- **Data about app and page elements**
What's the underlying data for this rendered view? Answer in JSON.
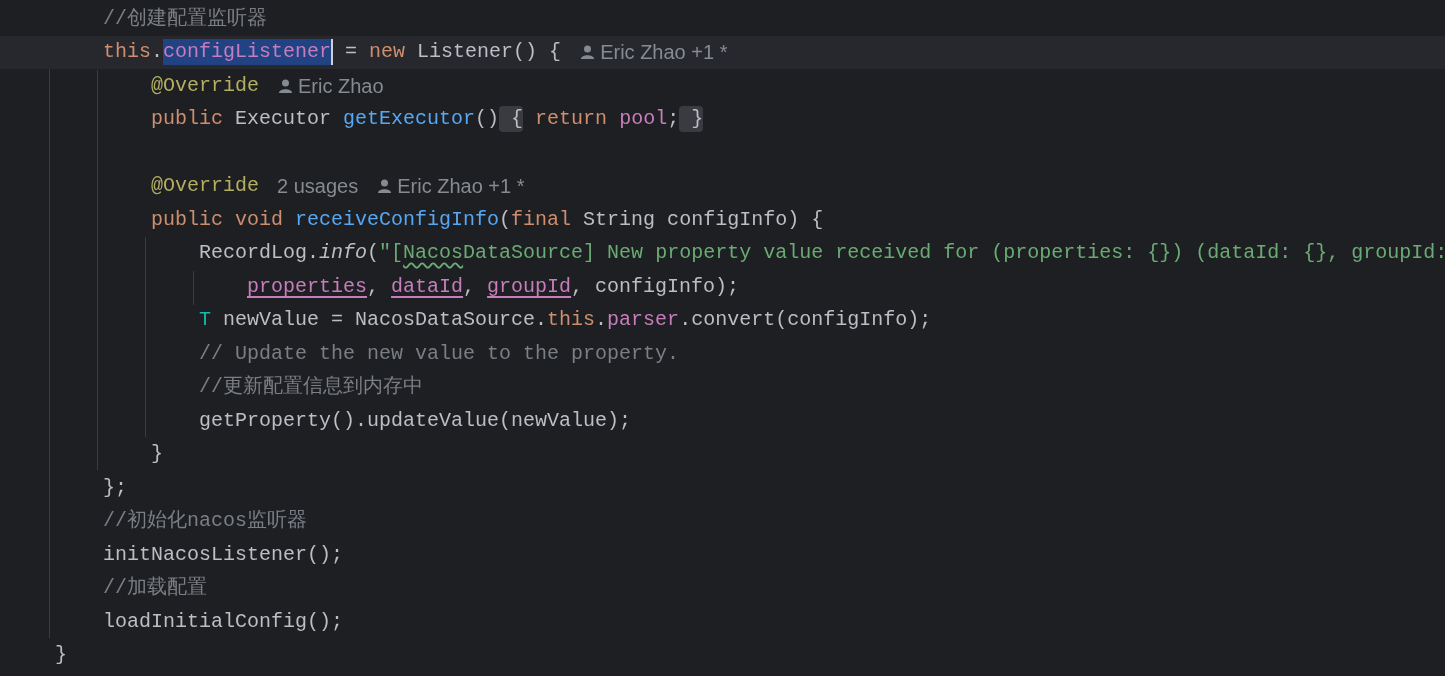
{
  "editor": {
    "lines": [
      {
        "current": false,
        "tokens": [
          {
            "kind": "comment",
            "text": "    //创建配置监听器"
          }
        ]
      },
      {
        "current": true,
        "tokens": [
          {
            "kind": "keyword",
            "text": "    this"
          },
          {
            "kind": "plain",
            "text": "."
          },
          {
            "kind": "selection",
            "text": "configListener",
            "caret": true
          },
          {
            "kind": "plain",
            "text": " = "
          },
          {
            "kind": "keyword",
            "text": "new "
          },
          {
            "kind": "plain",
            "text": "Listener() {"
          },
          {
            "kind": "author-hint",
            "text": "Eric Zhao +1 *"
          }
        ]
      },
      {
        "current": false,
        "tokens": [
          {
            "kind": "annotation",
            "text": "        @Override"
          },
          {
            "kind": "author-hint",
            "text": "Eric Zhao"
          }
        ]
      },
      {
        "current": false,
        "tokens": [
          {
            "kind": "keyword",
            "text": "        public "
          },
          {
            "kind": "plain",
            "text": "Executor "
          },
          {
            "kind": "method",
            "text": "getExecutor"
          },
          {
            "kind": "plain",
            "text": "()"
          },
          {
            "kind": "fold",
            "text": " {"
          },
          {
            "kind": "keyword",
            "text": " return "
          },
          {
            "kind": "field",
            "text": "pool"
          },
          {
            "kind": "plain",
            "text": ";"
          },
          {
            "kind": "fold",
            "text": " }"
          }
        ]
      },
      {
        "current": false
      },
      {
        "current": false,
        "tokens": [
          {
            "kind": "annotation",
            "text": "        @Override"
          },
          {
            "kind": "usage-hint",
            "text": "2 usages"
          },
          {
            "kind": "author-hint",
            "text": "Eric Zhao +1 *"
          }
        ]
      },
      {
        "current": false,
        "tokens": [
          {
            "kind": "keyword",
            "text": "        public void "
          },
          {
            "kind": "method",
            "text": "receiveConfigInfo"
          },
          {
            "kind": "plain",
            "text": "("
          },
          {
            "kind": "keyword",
            "text": "final "
          },
          {
            "kind": "plain",
            "text": "String configInfo) {"
          }
        ]
      },
      {
        "current": false,
        "tokens": [
          {
            "kind": "plain",
            "text": "            RecordLog."
          },
          {
            "kind": "italic",
            "text": "info"
          },
          {
            "kind": "plain",
            "text": "("
          },
          {
            "kind": "string",
            "text": "\"["
          },
          {
            "kind": "typo",
            "text": "Nacos"
          },
          {
            "kind": "string",
            "text": "DataSource] New property value received for (properties: {}) (dataId: {}, groupId:"
          }
        ]
      },
      {
        "current": false,
        "tokens": [
          {
            "kind": "field-ref",
            "text": "                properties"
          },
          {
            "kind": "plain",
            "text": ", "
          },
          {
            "kind": "field-ref",
            "text": "dataId"
          },
          {
            "kind": "plain",
            "text": ", "
          },
          {
            "kind": "field-ref",
            "text": "groupId"
          },
          {
            "kind": "plain",
            "text": ", configInfo);"
          }
        ]
      },
      {
        "current": false,
        "tokens": [
          {
            "kind": "type-param",
            "text": "            T "
          },
          {
            "kind": "plain",
            "text": "newValue = NacosDataSource."
          },
          {
            "kind": "keyword",
            "text": "this"
          },
          {
            "kind": "plain",
            "text": "."
          },
          {
            "kind": "field",
            "text": "parser"
          },
          {
            "kind": "plain",
            "text": ".convert(configInfo);"
          }
        ]
      },
      {
        "current": false,
        "tokens": [
          {
            "kind": "comment",
            "text": "            // Update the new value to the property."
          }
        ]
      },
      {
        "current": false,
        "tokens": [
          {
            "kind": "comment",
            "text": "            //更新配置信息到内存中"
          }
        ]
      },
      {
        "current": false,
        "tokens": [
          {
            "kind": "plain",
            "text": "            getProperty().updateValue(newValue);"
          }
        ]
      },
      {
        "current": false,
        "tokens": [
          {
            "kind": "plain",
            "text": "        }"
          }
        ]
      },
      {
        "current": false,
        "tokens": [
          {
            "kind": "plain",
            "text": "    };"
          }
        ]
      },
      {
        "current": false,
        "tokens": [
          {
            "kind": "comment",
            "text": "    //初始化nacos监听器"
          }
        ]
      },
      {
        "current": false,
        "tokens": [
          {
            "kind": "plain",
            "text": "    initNacosListener();"
          }
        ]
      },
      {
        "current": false,
        "tokens": [
          {
            "kind": "comment",
            "text": "    //加载配置"
          }
        ]
      },
      {
        "current": false,
        "tokens": [
          {
            "kind": "plain",
            "text": "    loadInitialConfig();"
          }
        ]
      },
      {
        "current": false,
        "tokens": [
          {
            "kind": "plain",
            "text": "}"
          }
        ]
      }
    ]
  }
}
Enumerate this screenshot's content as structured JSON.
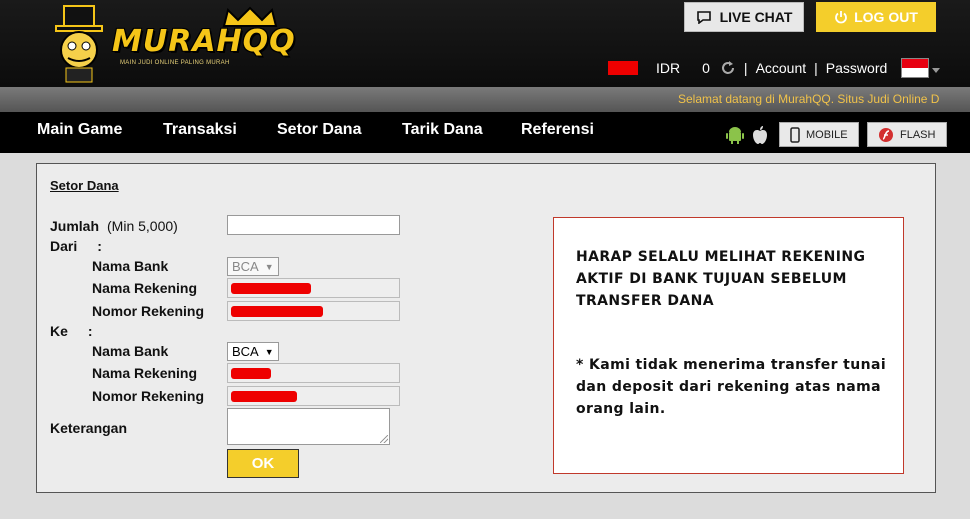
{
  "header": {
    "logo_text": "MURAHQQ",
    "logo_tagline": "MAIN JUDI ONLINE PALING MURAH",
    "live_chat_label": "LIVE CHAT",
    "logout_label": "LOG OUT",
    "currency": "IDR",
    "balance": "0",
    "account_link": "Account",
    "password_link": "Password",
    "separator": "|"
  },
  "marquee": {
    "text": "Selamat datang di MurahQQ. Situs Judi Online D"
  },
  "nav": {
    "items": [
      "Main Game",
      "Transaksi",
      "Setor Dana",
      "Tarik Dana",
      "Referensi"
    ],
    "mobile_label": "MOBILE",
    "flash_label": "FLASH"
  },
  "form": {
    "title": "Setor Dana",
    "jumlah_label": "Jumlah",
    "jumlah_min": "(Min 5,000)",
    "jumlah_value": "",
    "dari_label": "Dari",
    "ke_label": "Ke",
    "colon": ":",
    "nama_bank_label": "Nama Bank",
    "nama_rekening_label": "Nama Rekening",
    "nomor_rekening_label": "Nomor Rekening",
    "dari_bank": "BCA",
    "ke_bank": "BCA",
    "keterangan_label": "Keterangan",
    "ok_label": "OK"
  },
  "notice": {
    "line1": "HARAP SELALU MELIHAT REKENING AKTIF DI BANK TUJUAN SEBELUM TRANSFER DANA",
    "line2": "* Kami tidak menerima transfer tunai dan deposit dari rekening atas nama orang lain."
  },
  "colors": {
    "accent_yellow": "#f4ce2b",
    "nav_bg": "#000000",
    "notice_border": "#c0392b",
    "marquee_text": "#f0c24a"
  }
}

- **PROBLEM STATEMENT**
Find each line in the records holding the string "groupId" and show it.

- **RESULT**
            "text": "DataSource] New property value received for (properties: {}) (dataId: {}, groupId:"
            "text": "groupId"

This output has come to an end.